What to produce. All entries must be returned precisely as they appear.

(Data records for software interfaces)
=== Begin Enclosure ===

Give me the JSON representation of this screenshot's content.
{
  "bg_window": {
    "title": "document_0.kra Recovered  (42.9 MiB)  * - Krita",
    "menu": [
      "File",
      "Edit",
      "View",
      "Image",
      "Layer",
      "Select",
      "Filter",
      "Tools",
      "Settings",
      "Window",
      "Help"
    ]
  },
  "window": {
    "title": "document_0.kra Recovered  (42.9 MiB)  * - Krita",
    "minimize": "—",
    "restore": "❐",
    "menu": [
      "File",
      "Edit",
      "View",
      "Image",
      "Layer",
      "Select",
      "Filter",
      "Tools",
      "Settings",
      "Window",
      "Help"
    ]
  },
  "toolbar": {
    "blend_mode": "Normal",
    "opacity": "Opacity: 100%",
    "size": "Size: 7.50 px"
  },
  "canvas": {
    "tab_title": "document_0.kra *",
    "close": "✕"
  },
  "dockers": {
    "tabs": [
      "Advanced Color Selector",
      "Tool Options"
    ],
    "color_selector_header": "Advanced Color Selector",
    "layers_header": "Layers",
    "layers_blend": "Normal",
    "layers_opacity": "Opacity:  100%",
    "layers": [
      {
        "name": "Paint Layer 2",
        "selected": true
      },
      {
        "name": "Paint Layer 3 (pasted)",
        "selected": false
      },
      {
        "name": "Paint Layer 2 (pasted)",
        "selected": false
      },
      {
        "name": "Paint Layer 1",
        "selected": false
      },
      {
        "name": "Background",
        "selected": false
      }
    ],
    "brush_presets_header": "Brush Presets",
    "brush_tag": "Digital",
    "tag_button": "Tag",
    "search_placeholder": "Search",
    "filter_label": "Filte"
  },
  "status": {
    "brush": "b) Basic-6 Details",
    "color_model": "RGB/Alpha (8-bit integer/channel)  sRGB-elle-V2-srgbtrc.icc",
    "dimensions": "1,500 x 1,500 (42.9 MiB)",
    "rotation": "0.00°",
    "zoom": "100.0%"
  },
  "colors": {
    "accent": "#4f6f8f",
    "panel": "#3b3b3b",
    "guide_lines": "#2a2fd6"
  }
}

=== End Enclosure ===

Solution.
Give me the JSON representation of this screenshot's content.
{
  "bg_window": {
    "title": "document_0.kra Recovered  (42.9 MiB)  * - Krita",
    "menu": [
      "File",
      "Edit",
      "View",
      "Image",
      "Layer",
      "Select",
      "Filter",
      "Tools",
      "Settings",
      "Window",
      "Help"
    ]
  },
  "window": {
    "title": "document_0.kra Recovered  (42.9 MiB)  * - Krita",
    "minimize": "—",
    "restore": "❐",
    "menu": [
      "File",
      "Edit",
      "View",
      "Image",
      "Layer",
      "Select",
      "Filter",
      "Tools",
      "Settings",
      "Window",
      "Help"
    ]
  },
  "toolbar": {
    "blend_mode": "Normal",
    "opacity": "Opacity: 100%",
    "size": "Size: 7.50 px"
  },
  "canvas": {
    "tab_title": "document_0.kra *",
    "close": "✕"
  },
  "dockers": {
    "tabs": [
      "Advanced Color Selector",
      "Tool Options"
    ],
    "color_selector_header": "Advanced Color Selector",
    "layers_header": "Layers",
    "layers_blend": "Normal",
    "layers_opacity": "Opacity:  100%",
    "layers": [
      {
        "name": "Paint Layer 2",
        "selected": true
      },
      {
        "name": "Paint Layer 3 (pasted)",
        "selected": false
      },
      {
        "name": "Paint Layer 2 (pasted)",
        "selected": false
      },
      {
        "name": "Paint Layer 1",
        "selected": false
      },
      {
        "name": "Background",
        "selected": false
      }
    ],
    "brush_presets_header": "Brush Presets",
    "brush_tag": "Digital",
    "tag_button": "Tag",
    "search_placeholder": "Search",
    "filter_label": "Filte"
  },
  "status": {
    "brush": "b) Basic-6 Details",
    "color_model": "RGB/Alpha (8-bit integer/channel)  sRGB-elle-V2-srgbtrc.icc",
    "dimensions": "1,500 x 1,500 (42.9 MiB)",
    "rotation": "0.00°",
    "zoom": "100.0%"
  },
  "colors": {
    "accent": "#4f6f8f",
    "panel": "#3b3b3b",
    "guide_lines": "#2a2fd6"
  }
}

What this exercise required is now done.